*Problem description*. The data below should be copied over with complete accuracy.

#### Input records ####

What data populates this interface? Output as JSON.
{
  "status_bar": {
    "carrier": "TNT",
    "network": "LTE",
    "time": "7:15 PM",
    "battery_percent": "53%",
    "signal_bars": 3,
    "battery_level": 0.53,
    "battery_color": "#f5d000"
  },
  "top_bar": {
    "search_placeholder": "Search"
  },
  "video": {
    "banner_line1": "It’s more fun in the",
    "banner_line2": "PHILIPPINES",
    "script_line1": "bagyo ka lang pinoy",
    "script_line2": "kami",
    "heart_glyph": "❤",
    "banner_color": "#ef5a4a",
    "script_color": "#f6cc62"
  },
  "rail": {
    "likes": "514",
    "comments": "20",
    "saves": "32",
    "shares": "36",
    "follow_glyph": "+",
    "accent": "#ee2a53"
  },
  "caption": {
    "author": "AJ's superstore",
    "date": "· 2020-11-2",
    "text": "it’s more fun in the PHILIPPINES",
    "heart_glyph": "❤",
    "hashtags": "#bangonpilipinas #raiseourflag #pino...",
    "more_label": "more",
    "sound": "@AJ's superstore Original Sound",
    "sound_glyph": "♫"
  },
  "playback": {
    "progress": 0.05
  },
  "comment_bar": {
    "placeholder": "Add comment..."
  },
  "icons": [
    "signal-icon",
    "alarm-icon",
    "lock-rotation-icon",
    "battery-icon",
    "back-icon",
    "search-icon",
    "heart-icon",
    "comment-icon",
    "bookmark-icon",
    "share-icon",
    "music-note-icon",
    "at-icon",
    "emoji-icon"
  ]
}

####

*Solution for this exercise*.
What data populates this interface? Output as JSON.
{
  "status_bar": {
    "carrier": "TNT",
    "network": "LTE",
    "time": "7:15 PM",
    "battery_percent": "53%",
    "signal_bars": 3,
    "battery_level": 0.53,
    "battery_color": "#f5d000"
  },
  "top_bar": {
    "search_placeholder": "Search"
  },
  "video": {
    "banner_line1": "It’s more fun in the",
    "banner_line2": "PHILIPPINES",
    "script_line1": "bagyo ka lang pinoy",
    "script_line2": "kami",
    "heart_glyph": "❤",
    "banner_color": "#ef5a4a",
    "script_color": "#f6cc62"
  },
  "rail": {
    "likes": "514",
    "comments": "20",
    "saves": "32",
    "shares": "36",
    "follow_glyph": "+",
    "accent": "#ee2a53"
  },
  "caption": {
    "author": "AJ's superstore",
    "date": "· 2020-11-2",
    "text": "it’s more fun in the PHILIPPINES",
    "heart_glyph": "❤",
    "hashtags": "#bangonpilipinas #raiseourflag #pino...",
    "more_label": "more",
    "sound": "@AJ's superstore Original Sound",
    "sound_glyph": "♫"
  },
  "playback": {
    "progress": 0.05
  },
  "comment_bar": {
    "placeholder": "Add comment..."
  },
  "icons": [
    "signal-icon",
    "alarm-icon",
    "lock-rotation-icon",
    "battery-icon",
    "back-icon",
    "search-icon",
    "heart-icon",
    "comment-icon",
    "bookmark-icon",
    "share-icon",
    "music-note-icon",
    "at-icon",
    "emoji-icon"
  ]
}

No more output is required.